[Items from a data source]
══════════

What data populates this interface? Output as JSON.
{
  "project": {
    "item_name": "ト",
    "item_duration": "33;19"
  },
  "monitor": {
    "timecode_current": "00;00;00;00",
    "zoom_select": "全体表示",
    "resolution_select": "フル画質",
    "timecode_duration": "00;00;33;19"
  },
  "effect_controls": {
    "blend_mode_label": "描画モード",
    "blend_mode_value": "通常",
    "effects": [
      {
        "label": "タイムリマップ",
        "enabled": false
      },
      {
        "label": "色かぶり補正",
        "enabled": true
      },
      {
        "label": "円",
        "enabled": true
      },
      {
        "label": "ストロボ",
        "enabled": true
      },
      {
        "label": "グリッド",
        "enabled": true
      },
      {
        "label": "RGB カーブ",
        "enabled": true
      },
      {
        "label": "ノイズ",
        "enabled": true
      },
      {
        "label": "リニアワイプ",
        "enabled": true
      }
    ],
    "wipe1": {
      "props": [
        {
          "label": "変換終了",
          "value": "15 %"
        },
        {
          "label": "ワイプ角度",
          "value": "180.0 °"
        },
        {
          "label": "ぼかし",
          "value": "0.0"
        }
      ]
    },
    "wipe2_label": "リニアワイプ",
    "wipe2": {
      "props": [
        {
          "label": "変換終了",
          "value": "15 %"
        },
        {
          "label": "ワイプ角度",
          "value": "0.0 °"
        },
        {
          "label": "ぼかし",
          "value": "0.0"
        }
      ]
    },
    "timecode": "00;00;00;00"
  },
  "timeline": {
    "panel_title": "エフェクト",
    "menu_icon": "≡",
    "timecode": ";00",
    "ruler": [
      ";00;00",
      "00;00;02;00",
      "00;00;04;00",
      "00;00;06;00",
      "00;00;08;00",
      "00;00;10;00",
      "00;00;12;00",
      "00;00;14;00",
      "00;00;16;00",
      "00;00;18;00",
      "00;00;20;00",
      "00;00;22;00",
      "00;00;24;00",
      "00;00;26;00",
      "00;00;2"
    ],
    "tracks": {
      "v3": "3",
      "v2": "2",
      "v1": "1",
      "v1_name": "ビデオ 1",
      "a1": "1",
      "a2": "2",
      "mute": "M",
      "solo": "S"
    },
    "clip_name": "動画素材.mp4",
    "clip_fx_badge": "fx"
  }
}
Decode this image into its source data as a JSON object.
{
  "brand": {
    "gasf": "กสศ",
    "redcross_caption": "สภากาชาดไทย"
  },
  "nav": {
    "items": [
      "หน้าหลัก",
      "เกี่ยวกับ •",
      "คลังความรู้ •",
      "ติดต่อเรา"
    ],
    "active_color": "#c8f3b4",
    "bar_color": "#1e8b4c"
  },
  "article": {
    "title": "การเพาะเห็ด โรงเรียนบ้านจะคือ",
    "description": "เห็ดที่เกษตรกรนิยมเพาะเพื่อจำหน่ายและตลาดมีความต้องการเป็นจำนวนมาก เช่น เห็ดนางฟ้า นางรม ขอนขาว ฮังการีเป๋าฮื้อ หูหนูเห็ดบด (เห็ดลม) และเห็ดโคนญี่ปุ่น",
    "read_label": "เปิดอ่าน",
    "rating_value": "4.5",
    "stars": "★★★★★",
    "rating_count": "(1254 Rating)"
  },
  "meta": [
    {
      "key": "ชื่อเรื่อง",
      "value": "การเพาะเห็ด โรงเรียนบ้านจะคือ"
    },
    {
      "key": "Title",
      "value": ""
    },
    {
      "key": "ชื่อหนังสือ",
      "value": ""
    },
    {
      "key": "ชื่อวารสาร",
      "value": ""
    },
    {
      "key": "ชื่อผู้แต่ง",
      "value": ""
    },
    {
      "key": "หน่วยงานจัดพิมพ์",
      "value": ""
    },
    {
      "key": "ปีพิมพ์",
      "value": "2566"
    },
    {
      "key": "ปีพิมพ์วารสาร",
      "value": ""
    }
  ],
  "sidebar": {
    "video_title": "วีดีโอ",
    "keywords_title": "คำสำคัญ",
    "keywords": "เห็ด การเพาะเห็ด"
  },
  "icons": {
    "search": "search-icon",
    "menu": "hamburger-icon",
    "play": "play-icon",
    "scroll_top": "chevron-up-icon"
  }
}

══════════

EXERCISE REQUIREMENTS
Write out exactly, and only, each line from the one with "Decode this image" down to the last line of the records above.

THE COMPLETED TASK
Decode this image into its source data as a JSON object.
{
  "brand": {
    "gasf": "กสศ",
    "redcross_caption": "สภากาชาดไทย"
  },
  "nav": {
    "items": [
      "หน้าหลัก",
      "เกี่ยวกับ •",
      "คลังความรู้ •",
      "ติดต่อเรา"
    ],
    "active_color": "#c8f3b4",
    "bar_color": "#1e8b4c"
  },
  "article": {
    "title": "การเพาะเห็ด โรงเรียนบ้านจะคือ",
    "description": "เห็ดที่เกษตรกรนิยมเพาะเพื่อจำหน่ายและตลาดมีความต้องการเป็นจำนวนมาก เช่น เห็ดนางฟ้า นางรม ขอนขาว ฮังการีเป๋าฮื้อ หูหนูเห็ดบด (เห็ดลม) และเห็ดโคนญี่ปุ่น",
    "read_label": "เปิดอ่าน",
    "rating_value": "4.5",
    "stars": "★★★★★",
    "rating_count": "(1254 Rating)"
  },
  "meta": [
    {
      "key": "ชื่อเรื่อง",
      "value": "การเพาะเห็ด โรงเรียนบ้านจะคือ"
    },
    {
      "key": "Title",
      "value": ""
    },
    {
      "key": "ชื่อหนังสือ",
      "value": ""
    },
    {
      "key": "ชื่อวารสาร",
      "value": ""
    },
    {
      "key": "ชื่อผู้แต่ง",
      "value": ""
    },
    {
      "key": "หน่วยงานจัดพิมพ์",
      "value": ""
    },
    {
      "key": "ปีพิมพ์",
      "value": "2566"
    },
    {
      "key": "ปีพิมพ์วารสาร",
      "value": ""
    }
  ],
  "sidebar": {
    "video_title": "วีดีโอ",
    "keywords_title": "คำสำคัญ",
    "keywords": "เห็ด การเพาะเห็ด"
  },
  "icons": {
    "search": "search-icon",
    "menu": "hamburger-icon",
    "play": "play-icon",
    "scroll_top": "chevron-up-icon"
  }
}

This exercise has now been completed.